::: Data listing
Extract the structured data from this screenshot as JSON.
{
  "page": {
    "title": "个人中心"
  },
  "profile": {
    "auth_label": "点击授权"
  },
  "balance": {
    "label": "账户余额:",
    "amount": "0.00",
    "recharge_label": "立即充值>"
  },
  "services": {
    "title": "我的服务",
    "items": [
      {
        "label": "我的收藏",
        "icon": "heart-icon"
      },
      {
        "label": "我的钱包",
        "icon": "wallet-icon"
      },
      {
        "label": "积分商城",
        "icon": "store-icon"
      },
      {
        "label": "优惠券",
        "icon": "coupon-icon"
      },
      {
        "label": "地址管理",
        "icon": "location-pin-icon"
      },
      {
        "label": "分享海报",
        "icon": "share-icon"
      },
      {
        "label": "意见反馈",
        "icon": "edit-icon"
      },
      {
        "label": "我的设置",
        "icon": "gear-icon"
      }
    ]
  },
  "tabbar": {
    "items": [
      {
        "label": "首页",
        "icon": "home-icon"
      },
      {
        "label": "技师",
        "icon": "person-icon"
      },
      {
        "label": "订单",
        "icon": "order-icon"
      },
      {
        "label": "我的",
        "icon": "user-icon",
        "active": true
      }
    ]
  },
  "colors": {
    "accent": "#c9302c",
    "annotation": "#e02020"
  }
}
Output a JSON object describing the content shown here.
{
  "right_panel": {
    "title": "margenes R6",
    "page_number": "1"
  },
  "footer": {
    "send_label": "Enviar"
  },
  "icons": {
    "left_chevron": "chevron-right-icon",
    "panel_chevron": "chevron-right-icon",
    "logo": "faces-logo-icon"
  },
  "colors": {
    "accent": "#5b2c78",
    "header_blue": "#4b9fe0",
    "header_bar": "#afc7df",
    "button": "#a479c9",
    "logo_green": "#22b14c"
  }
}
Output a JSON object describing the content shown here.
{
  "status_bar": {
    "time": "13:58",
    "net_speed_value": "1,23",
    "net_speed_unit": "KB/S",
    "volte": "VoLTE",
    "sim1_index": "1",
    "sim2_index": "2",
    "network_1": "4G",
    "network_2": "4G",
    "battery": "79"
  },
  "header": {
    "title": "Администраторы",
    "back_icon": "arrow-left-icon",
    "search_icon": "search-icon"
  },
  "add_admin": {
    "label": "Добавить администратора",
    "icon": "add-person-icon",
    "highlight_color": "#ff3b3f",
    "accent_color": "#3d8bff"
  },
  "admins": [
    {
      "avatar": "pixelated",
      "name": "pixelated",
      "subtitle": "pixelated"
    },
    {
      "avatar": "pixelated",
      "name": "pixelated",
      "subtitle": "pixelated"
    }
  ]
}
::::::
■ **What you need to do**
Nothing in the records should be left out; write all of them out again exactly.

■ **Task solution**
Extract the structured data from this screenshot as JSON.
{
  "page": {
    "title": "个人中心"
  },
  "profile": {
    "auth_label": "点击授权"
  },
  "balance": {
    "label": "账户余额:",
    "amount": "0.00",
    "recharge_label": "立即充值>"
  },
  "services": {
    "title": "我的服务",
    "items": [
      {
        "label": "我的收藏",
        "icon": "heart-icon"
      },
      {
        "label": "我的钱包",
        "icon": "wallet-icon"
      },
      {
        "label": "积分商城",
        "icon": "store-icon"
      },
      {
        "label": "优惠券",
        "icon": "coupon-icon"
      },
      {
        "label": "地址管理",
        "icon": "location-pin-icon"
      },
      {
        "label": "分享海报",
        "icon": "share-icon"
      },
      {
        "label": "意见反馈",
        "icon": "edit-icon"
      },
      {
        "label": "我的设置",
        "icon": "gear-icon"
      }
    ]
  },
  "tabbar": {
    "items": [
      {
        "label": "首页",
        "icon": "home-icon"
      },
      {
        "label": "技师",
        "icon": "person-icon"
      },
      {
        "label": "订单",
        "icon": "order-icon"
      },
      {
        "label": "我的",
        "icon": "user-icon",
        "active": true
      }
    ]
  },
  "colors": {
    "accent": "#c9302c",
    "annotation": "#e02020"
  }
}
Output a JSON object describing the content shown here.
{
  "right_panel": {
    "title": "margenes R6",
    "page_number": "1"
  },
  "footer": {
    "send_label": "Enviar"
  },
  "icons": {
    "left_chevron": "chevron-right-icon",
    "panel_chevron": "chevron-right-icon",
    "logo": "faces-logo-icon"
  },
  "colors": {
    "accent": "#5b2c78",
    "header_blue": "#4b9fe0",
    "header_bar": "#afc7df",
    "button": "#a479c9",
    "logo_green": "#22b14c"
  }
}
Output a JSON object describing the content shown here.
{
  "status_bar": {
    "time": "13:58",
    "net_speed_value": "1,23",
    "net_speed_unit": "KB/S",
    "volte": "VoLTE",
    "sim1_index": "1",
    "sim2_index": "2",
    "network_1": "4G",
    "network_2": "4G",
    "battery": "79"
  },
  "header": {
    "title": "Администраторы",
    "back_icon": "arrow-left-icon",
    "search_icon": "search-icon"
  },
  "add_admin": {
    "label": "Добавить администратора",
    "icon": "add-person-icon",
    "highlight_color": "#ff3b3f",
    "accent_color": "#3d8bff"
  },
  "admins": [
    {
      "avatar": "pixelated",
      "name": "pixelated",
      "subtitle": "pixelated"
    },
    {
      "avatar": "pixelated",
      "name": "pixelated",
      "subtitle": "pixelated"
    }
  ]
}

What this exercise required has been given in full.